That said, I found the relationship aspects weak. I wish there’d been deeper interactions between Sieh and the twins. He spent a lot of the book running around to investigate a potential war. I know it was for plot-related reasons but because of this, Shahar and most particularly, Deka, ended up reading shallow to me. I did like that there were no easy answers for the relationship between Shahar and Sieh but by comparison, Sieh’s relationship with Deka seemed unexplored.
I’ve heard heard rumblings on the internet and via email regarding a child god having sex but having finished the book, I find myself wondering what those complaints were about exactly? Are there references to distasteful things that Sieh was forced to do in the past? Yes but those were more explicitly stated in the first book, and I don’t actually consider what happened in those cases sex. Rape, yes. Sex, no. Sieh, like his siblings, were enslaved by the Arameri and were abused. This was made abundantly clear and is further explored in Kingdom of Gods because Sieh knows how to carry a grudge. Or are they referring to a specific incident which, to my reading, was never described as anything but negative and traumatic. One of the underlying themes of the Inheritance trilogy is power and how it can be abused, and I feel that was what happened there. So, again, not sex. If the complaints were about the coercive aspects and not wanting to read about those interactions, I would completely understand. But the impression I got was that there was lots of consensual child sex which made me leery because that’s the last thing I want to read. I think it’s best to remember that Sieh is aging, physically and mentally — not by a matter of years but by decades. When he comes out of his coma, he’s a teenager; by the end of the book, he’s an old man.
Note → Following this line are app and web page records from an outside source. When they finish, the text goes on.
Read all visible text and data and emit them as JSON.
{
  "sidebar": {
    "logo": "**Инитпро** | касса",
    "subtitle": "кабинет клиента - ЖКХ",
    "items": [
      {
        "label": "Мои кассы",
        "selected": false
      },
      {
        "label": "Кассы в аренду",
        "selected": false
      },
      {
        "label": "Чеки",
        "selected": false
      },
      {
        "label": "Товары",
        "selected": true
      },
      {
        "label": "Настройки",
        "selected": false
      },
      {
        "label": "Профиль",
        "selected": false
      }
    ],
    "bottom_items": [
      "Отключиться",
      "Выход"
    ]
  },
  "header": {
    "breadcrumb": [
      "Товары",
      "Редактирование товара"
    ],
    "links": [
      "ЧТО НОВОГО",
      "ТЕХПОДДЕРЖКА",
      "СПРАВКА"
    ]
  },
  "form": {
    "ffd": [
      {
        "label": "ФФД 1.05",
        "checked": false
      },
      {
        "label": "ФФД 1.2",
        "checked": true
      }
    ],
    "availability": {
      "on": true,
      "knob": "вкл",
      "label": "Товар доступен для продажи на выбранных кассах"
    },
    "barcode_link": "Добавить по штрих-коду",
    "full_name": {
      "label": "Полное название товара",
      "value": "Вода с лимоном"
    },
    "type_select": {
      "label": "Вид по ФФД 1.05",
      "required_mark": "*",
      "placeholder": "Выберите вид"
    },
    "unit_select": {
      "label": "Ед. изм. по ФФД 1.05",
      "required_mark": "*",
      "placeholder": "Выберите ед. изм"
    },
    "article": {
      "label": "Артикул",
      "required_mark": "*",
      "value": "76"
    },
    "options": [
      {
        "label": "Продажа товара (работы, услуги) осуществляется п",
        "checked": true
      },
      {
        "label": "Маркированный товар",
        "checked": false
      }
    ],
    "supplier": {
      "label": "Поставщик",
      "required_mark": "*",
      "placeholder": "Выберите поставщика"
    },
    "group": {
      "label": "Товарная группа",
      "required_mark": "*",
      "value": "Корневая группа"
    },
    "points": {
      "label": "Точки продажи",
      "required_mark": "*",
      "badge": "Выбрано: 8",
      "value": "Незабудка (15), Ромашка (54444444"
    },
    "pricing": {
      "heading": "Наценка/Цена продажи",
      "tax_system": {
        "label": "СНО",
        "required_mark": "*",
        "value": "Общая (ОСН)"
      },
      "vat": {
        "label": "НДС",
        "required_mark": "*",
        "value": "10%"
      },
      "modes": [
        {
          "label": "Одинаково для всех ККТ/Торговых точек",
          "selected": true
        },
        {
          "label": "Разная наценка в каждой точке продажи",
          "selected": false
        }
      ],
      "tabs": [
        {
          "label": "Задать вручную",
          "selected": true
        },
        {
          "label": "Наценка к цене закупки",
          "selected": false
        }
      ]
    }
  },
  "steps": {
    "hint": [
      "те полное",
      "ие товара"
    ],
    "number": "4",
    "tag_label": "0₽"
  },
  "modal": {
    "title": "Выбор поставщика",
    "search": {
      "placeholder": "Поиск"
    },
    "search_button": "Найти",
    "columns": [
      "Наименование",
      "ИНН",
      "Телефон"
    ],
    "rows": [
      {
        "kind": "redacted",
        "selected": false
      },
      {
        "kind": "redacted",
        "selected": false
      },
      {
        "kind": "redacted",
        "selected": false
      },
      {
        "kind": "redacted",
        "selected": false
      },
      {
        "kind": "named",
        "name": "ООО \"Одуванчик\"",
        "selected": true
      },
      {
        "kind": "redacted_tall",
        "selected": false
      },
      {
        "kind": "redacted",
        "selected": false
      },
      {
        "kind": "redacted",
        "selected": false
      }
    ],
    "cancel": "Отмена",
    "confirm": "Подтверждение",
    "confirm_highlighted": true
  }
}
My favorite part, however, was the ending. I thought it was beautiful and perfectly answered the question of what happens when child gods grow up. I liked the idea of a cyclical existence — that all beginnings have an end and that all ends promise a new beginning. I don’t want to spoil in this review but if anyone who’s read the book would like to discuss, I’d love to do so in the comments.
All in all, I enjoyed Kingdom of Gods. It is a different sort of novel from the previous two installments, following a personal journey across a more epic backdrop. But I think anyone hoping for intense relationships like those seen in Hundred Thousand and Broken Kingdoms should adjust their expectations accordingly. And as a bonus for those readers who were less than enthused about the ending of Broken Kingdoms, there’s a short story for you at the end of the novel. As for myself, I’m looking forward to the new trilogy coming out next year.
P.S. – The glossary in the print edition is great. I have no idea if this was replicated in the ebook version and if not, then this is a rare case where I recommend the print edition if only to see what was done.